Dataset entries

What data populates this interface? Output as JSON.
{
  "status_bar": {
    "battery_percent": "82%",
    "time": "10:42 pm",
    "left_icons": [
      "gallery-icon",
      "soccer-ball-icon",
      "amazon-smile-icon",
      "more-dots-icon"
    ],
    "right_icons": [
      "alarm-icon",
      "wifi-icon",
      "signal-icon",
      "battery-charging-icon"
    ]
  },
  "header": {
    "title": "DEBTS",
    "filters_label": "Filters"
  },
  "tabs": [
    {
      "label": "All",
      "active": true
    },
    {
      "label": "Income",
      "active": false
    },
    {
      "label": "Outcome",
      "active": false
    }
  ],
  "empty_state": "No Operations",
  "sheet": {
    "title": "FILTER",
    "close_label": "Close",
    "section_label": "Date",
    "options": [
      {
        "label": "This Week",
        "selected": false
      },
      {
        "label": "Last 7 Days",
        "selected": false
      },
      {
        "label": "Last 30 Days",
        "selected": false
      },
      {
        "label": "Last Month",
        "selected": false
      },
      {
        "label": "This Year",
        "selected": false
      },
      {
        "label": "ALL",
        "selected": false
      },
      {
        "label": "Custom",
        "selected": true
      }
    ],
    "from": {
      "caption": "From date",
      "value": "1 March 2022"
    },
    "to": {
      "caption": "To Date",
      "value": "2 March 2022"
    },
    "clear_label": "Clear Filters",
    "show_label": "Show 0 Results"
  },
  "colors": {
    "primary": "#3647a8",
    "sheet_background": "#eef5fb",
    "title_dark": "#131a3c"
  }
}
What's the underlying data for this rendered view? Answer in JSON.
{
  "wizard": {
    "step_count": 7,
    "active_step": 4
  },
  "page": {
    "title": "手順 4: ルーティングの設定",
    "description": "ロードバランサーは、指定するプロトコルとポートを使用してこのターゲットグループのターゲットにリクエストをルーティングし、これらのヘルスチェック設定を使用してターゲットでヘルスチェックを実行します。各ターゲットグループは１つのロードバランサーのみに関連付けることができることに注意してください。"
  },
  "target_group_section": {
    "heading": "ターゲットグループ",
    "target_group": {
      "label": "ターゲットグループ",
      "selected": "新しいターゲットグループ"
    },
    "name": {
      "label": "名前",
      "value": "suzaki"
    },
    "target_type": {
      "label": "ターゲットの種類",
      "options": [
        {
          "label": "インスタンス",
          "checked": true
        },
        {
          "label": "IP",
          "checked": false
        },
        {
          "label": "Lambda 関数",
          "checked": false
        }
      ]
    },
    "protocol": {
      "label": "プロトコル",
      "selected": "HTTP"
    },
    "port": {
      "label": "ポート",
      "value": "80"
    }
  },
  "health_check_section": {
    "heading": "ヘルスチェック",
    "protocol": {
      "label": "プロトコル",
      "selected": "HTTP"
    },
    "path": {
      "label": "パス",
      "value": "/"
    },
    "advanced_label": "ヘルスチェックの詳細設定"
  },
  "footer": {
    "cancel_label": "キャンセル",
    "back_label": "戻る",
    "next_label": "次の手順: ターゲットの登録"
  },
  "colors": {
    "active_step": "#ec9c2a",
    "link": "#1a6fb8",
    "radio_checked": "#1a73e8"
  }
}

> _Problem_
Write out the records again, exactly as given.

> _Result below_
What data populates this interface? Output as JSON.
{
  "status_bar": {
    "battery_percent": "82%",
    "time": "10:42 pm",
    "left_icons": [
      "gallery-icon",
      "soccer-ball-icon",
      "amazon-smile-icon",
      "more-dots-icon"
    ],
    "right_icons": [
      "alarm-icon",
      "wifi-icon",
      "signal-icon",
      "battery-charging-icon"
    ]
  },
  "header": {
    "title": "DEBTS",
    "filters_label": "Filters"
  },
  "tabs": [
    {
      "label": "All",
      "active": true
    },
    {
      "label": "Income",
      "active": false
    },
    {
      "label": "Outcome",
      "active": false
    }
  ],
  "empty_state": "No Operations",
  "sheet": {
    "title": "FILTER",
    "close_label": "Close",
    "section_label": "Date",
    "options": [
      {
        "label": "This Week",
        "selected": false
      },
      {
        "label": "Last 7 Days",
        "selected": false
      },
      {
        "label": "Last 30 Days",
        "selected": false
      },
      {
        "label": "Last Month",
        "selected": false
      },
      {
        "label": "This Year",
        "selected": false
      },
      {
        "label": "ALL",
        "selected": false
      },
      {
        "label": "Custom",
        "selected": true
      }
    ],
    "from": {
      "caption": "From date",
      "value": "1 March 2022"
    },
    "to": {
      "caption": "To Date",
      "value": "2 March 2022"
    },
    "clear_label": "Clear Filters",
    "show_label": "Show 0 Results"
  },
  "colors": {
    "primary": "#3647a8",
    "sheet_background": "#eef5fb",
    "title_dark": "#131a3c"
  }
}
What's the underlying data for this rendered view? Answer in JSON.
{
  "wizard": {
    "step_count": 7,
    "active_step": 4
  },
  "page": {
    "title": "手順 4: ルーティングの設定",
    "description": "ロードバランサーは、指定するプロトコルとポートを使用してこのターゲットグループのターゲットにリクエストをルーティングし、これらのヘルスチェック設定を使用してターゲットでヘルスチェックを実行します。各ターゲットグループは１つのロードバランサーのみに関連付けることができることに注意してください。"
  },
  "target_group_section": {
    "heading": "ターゲットグループ",
    "target_group": {
      "label": "ターゲットグループ",
      "selected": "新しいターゲットグループ"
    },
    "name": {
      "label": "名前",
      "value": "suzaki"
    },
    "target_type": {
      "label": "ターゲットの種類",
      "options": [
        {
          "label": "インスタンス",
          "checked": true
        },
        {
          "label": "IP",
          "checked": false
        },
        {
          "label": "Lambda 関数",
          "checked": false
        }
      ]
    },
    "protocol": {
      "label": "プロトコル",
      "selected": "HTTP"
    },
    "port": {
      "label": "ポート",
      "value": "80"
    }
  },
  "health_check_section": {
    "heading": "ヘルスチェック",
    "protocol": {
      "label": "プロトコル",
      "selected": "HTTP"
    },
    "path": {
      "label": "パス",
      "value": "/"
    },
    "advanced_label": "ヘルスチェックの詳細設定"
  },
  "footer": {
    "cancel_label": "キャンセル",
    "back_label": "戻る",
    "next_label": "次の手順: ターゲットの登録"
  },
  "colors": {
    "active_step": "#ec9c2a",
    "link": "#1a6fb8",
    "radio_checked": "#1a73e8"
  }
}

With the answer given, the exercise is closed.